- _ACTION ITEM_:
For the listing below, show each line that includes the string "icon".

- _GIVEN DATA_:
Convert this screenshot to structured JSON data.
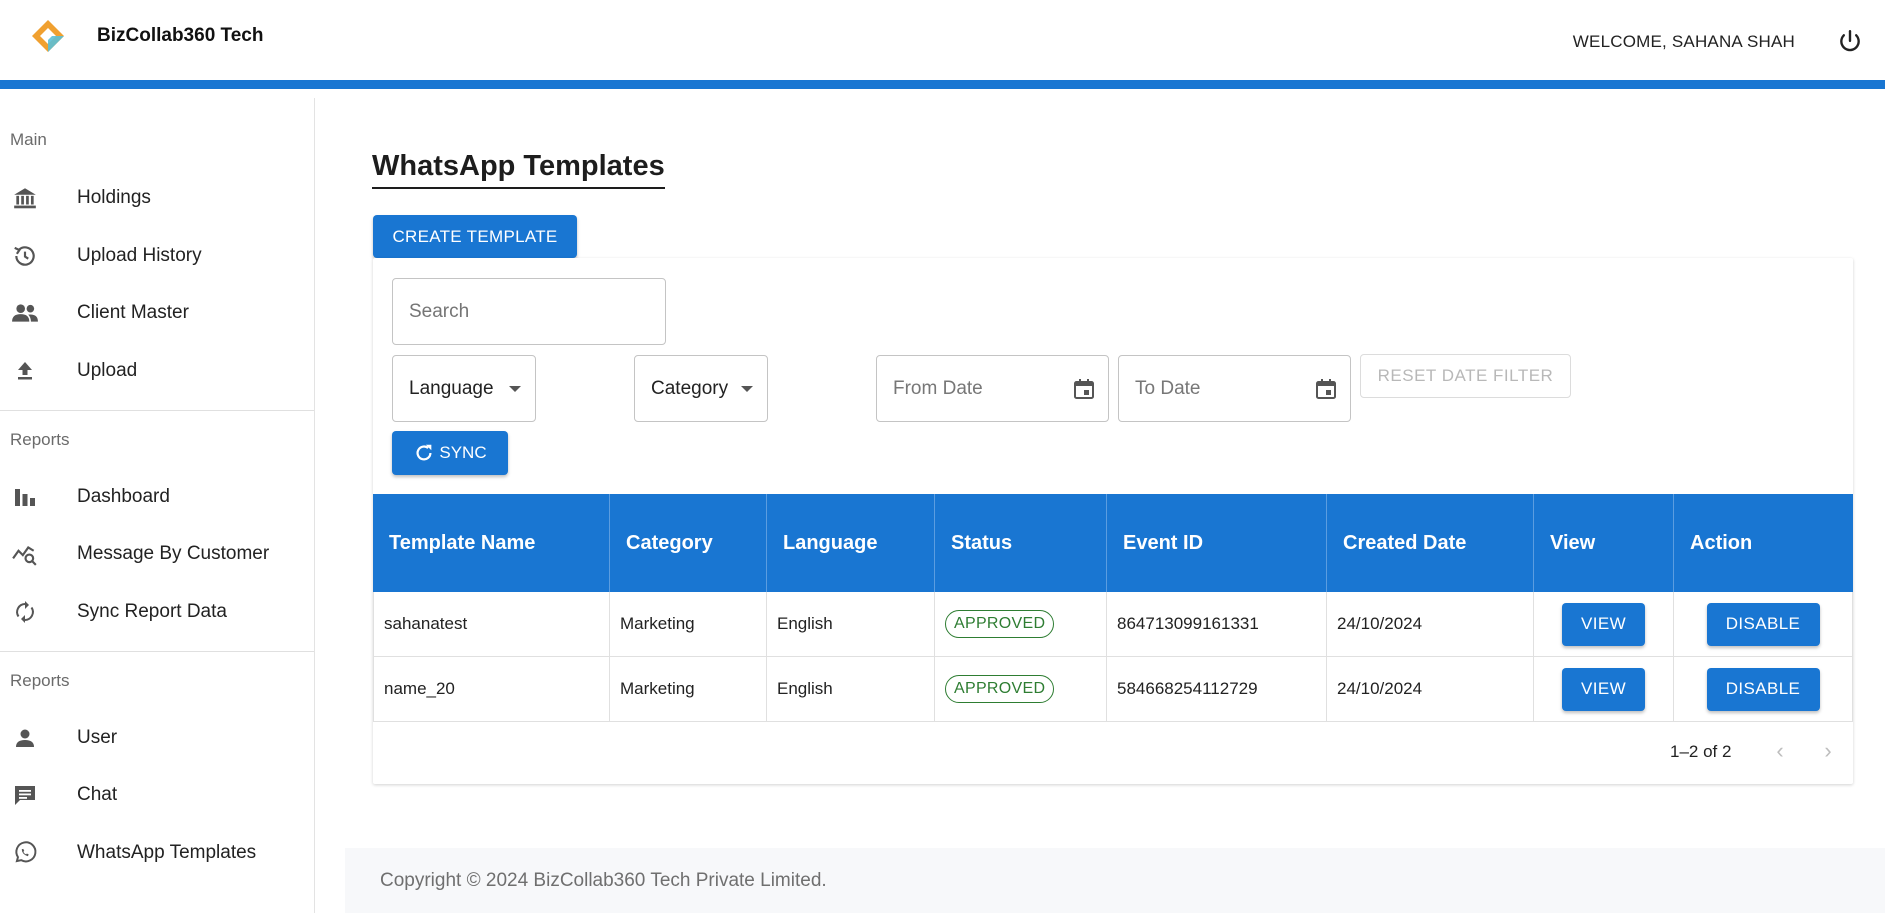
{
  "header": {
    "brand": "BizCollab360 Tech",
    "welcome": "WELCOME, SAHANA SHAH",
    "accent_color": "#1976d2"
  },
  "sidebar": {
    "sections": [
      {
        "label": "Main",
        "items": [
          {
            "label": "Holdings",
            "icon": "bank-icon"
          },
          {
            "label": "Upload History",
            "icon": "history-icon"
          },
          {
            "label": "Client Master",
            "icon": "people-icon"
          },
          {
            "label": "Upload",
            "icon": "upload-icon"
          }
        ]
      },
      {
        "label": "Reports",
        "items": [
          {
            "label": "Dashboard",
            "icon": "bar-chart-icon"
          },
          {
            "label": "Message By Customer",
            "icon": "query-stats-icon"
          },
          {
            "label": "Sync Report Data",
            "icon": "sync-icon"
          }
        ]
      },
      {
        "label": "Reports",
        "items": [
          {
            "label": "User",
            "icon": "person-icon"
          },
          {
            "label": "Chat",
            "icon": "chat-icon"
          },
          {
            "label": "WhatsApp Templates",
            "icon": "whatsapp-icon"
          }
        ]
      }
    ]
  },
  "main": {
    "title": "WhatsApp Templates",
    "create_button": "CREATE TEMPLATE",
    "filters": {
      "search_placeholder": "Search",
      "language_label": "Language",
      "category_label": "Category",
      "from_date_placeholder": "From Date",
      "to_date_placeholder": "To Date",
      "reset_label": "RESET DATE FILTER",
      "sync_label": "SYNC"
    },
    "table": {
      "columns": [
        "Template Name",
        "Category",
        "Language",
        "Status",
        "Event ID",
        "Created Date",
        "View",
        "Action"
      ],
      "rows": [
        {
          "name": "sahanatest",
          "category": "Marketing",
          "language": "English",
          "status": "APPROVED",
          "event_id": "864713099161331",
          "created": "24/10/2024",
          "view": "VIEW",
          "action": "DISABLE"
        },
        {
          "name": "name_20",
          "category": "Marketing",
          "language": "English",
          "status": "APPROVED",
          "event_id": "584668254112729",
          "created": "24/10/2024",
          "view": "VIEW",
          "action": "DISABLE"
        }
      ]
    },
    "pagination": "1–2 of 2"
  },
  "footer": {
    "copyright": "Copyright © 2024 BizCollab360 Tech Private Limited."
  }
}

- _SOLUTION TO THE EXERCISE_:
            "icon": "bank-icon"
            "icon": "history-icon"
            "icon": "people-icon"
            "icon": "upload-icon"
            "icon": "bar-chart-icon"
            "icon": "query-stats-icon"
            "icon": "sync-icon"
            "icon": "person-icon"
            "icon": "chat-icon"
            "icon": "whatsapp-icon"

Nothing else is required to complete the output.